  • Trish January 6th, 2013 at 11:22 AM #8

    Found that listening to my child’s entire response became important as a teen. He was raised to treat others the way he would want to be treated. Also was around adults a lot when he was a younger child. Could see the difference in how he responded in relation to children who hadn’t been around adults much. Was very mature in his thinking and behavior. Thank you for sharing this! Think it would be great for my niece to read to parent her son!

Leave a Reply

By commenting you acknowledge acceptance of GoodTherapy.org's Terms and Conditions of Use.

 

 

* = Required fields

Find the Right Therapist

Advanced Search | Browse Locations

Content Author Title

Recent Comments

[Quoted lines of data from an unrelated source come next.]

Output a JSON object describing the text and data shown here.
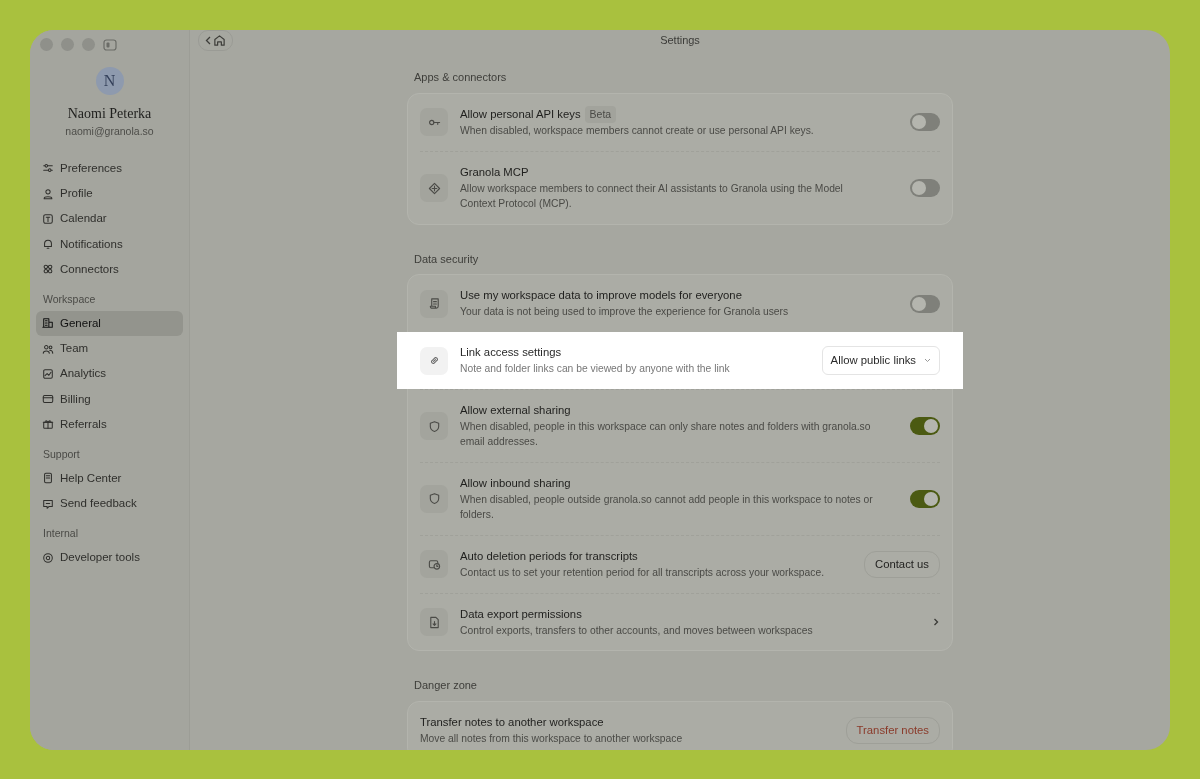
{
  "window": {
    "title": "Settings"
  },
  "user": {
    "initial": "N",
    "name": "Naomi Peterka",
    "email": "naomi@granola.so"
  },
  "sidebar": {
    "groups": [
      {
        "items": [
          {
            "label": "Preferences",
            "selected": false
          },
          {
            "label": "Profile",
            "selected": false
          },
          {
            "label": "Calendar",
            "selected": false
          },
          {
            "label": "Notifications",
            "selected": false
          },
          {
            "label": "Connectors",
            "selected": false
          }
        ]
      },
      {
        "heading": "Workspace",
        "items": [
          {
            "label": "General",
            "selected": true
          },
          {
            "label": "Team",
            "selected": false
          },
          {
            "label": "Analytics",
            "selected": false
          },
          {
            "label": "Billing",
            "selected": false
          },
          {
            "label": "Referrals",
            "selected": false
          }
        ]
      },
      {
        "heading": "Support",
        "items": [
          {
            "label": "Help Center",
            "selected": false
          },
          {
            "label": "Send feedback",
            "selected": false
          }
        ]
      },
      {
        "heading": "Internal",
        "items": [
          {
            "label": "Developer tools",
            "selected": false
          }
        ]
      }
    ]
  },
  "sections": [
    {
      "heading": "Apps & connectors",
      "rows": [
        {
          "kind": "toggle",
          "title": "Allow personal API keys",
          "badge": "Beta",
          "description": "When disabled, workspace members cannot create or use personal API keys.",
          "on": false,
          "highlighted": false
        },
        {
          "kind": "toggle",
          "title": "Granola MCP",
          "description": "Allow workspace members to connect their AI assistants to Granola using the Model Context Protocol (MCP).",
          "on": false,
          "highlighted": false
        }
      ]
    },
    {
      "heading": "Data security",
      "rows": [
        {
          "kind": "toggle",
          "title": "Use my workspace data to improve models for everyone",
          "description": "Your data is not being used to improve the experience for Granola users",
          "on": false,
          "highlighted": false
        },
        {
          "kind": "select",
          "title": "Link access settings",
          "description": "Note and folder links can be viewed by anyone with the link",
          "value": "Allow public links",
          "highlighted": true
        },
        {
          "kind": "toggle",
          "title": "Allow external sharing",
          "description": "When disabled, people in this workspace can only share notes and folders with granola.so email addresses.",
          "on": true,
          "highlighted": false
        },
        {
          "kind": "toggle",
          "title": "Allow inbound sharing",
          "description": "When disabled, people outside granola.so cannot add people in this workspace to notes or folders.",
          "on": true,
          "highlighted": false
        },
        {
          "kind": "button",
          "title": "Auto deletion periods for transcripts",
          "description": "Contact us to set your retention period for all transcripts across your workspace.",
          "button": "Contact us",
          "highlighted": false
        },
        {
          "kind": "chevron",
          "title": "Data export permissions",
          "description": "Control exports, transfers to other accounts, and moves between workspaces",
          "highlighted": false
        }
      ]
    },
    {
      "heading": "Danger zone",
      "rows": [
        {
          "kind": "danger_button",
          "title": "Transfer notes to another workspace",
          "description": "Move all notes from this workspace to another workspace",
          "button": "Transfer notes",
          "highlighted": false
        }
      ]
    }
  ]
}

  • sutton: I think that there is probably a part of you that thinks that this could be the right thing to do but I also think that there is a smarter...
  • Ashleigh: I just don’t think that this is a fair assessment. Most of the teachers that I know are pretty smart cookies and they are very much...
  • Joshalyn: You say that teens who have parents who have psychological control over them have trouble with both closeness and independence. I am very...
  • MJ: In all likelihood there are too many kids being bullied right now at this very moment. That doe snot make me feel good at all, and it makes me...
  • Martin: You have to keep all of this in perspective. There are fewer than a handful of people who have been diagnosed here. Aren’t there...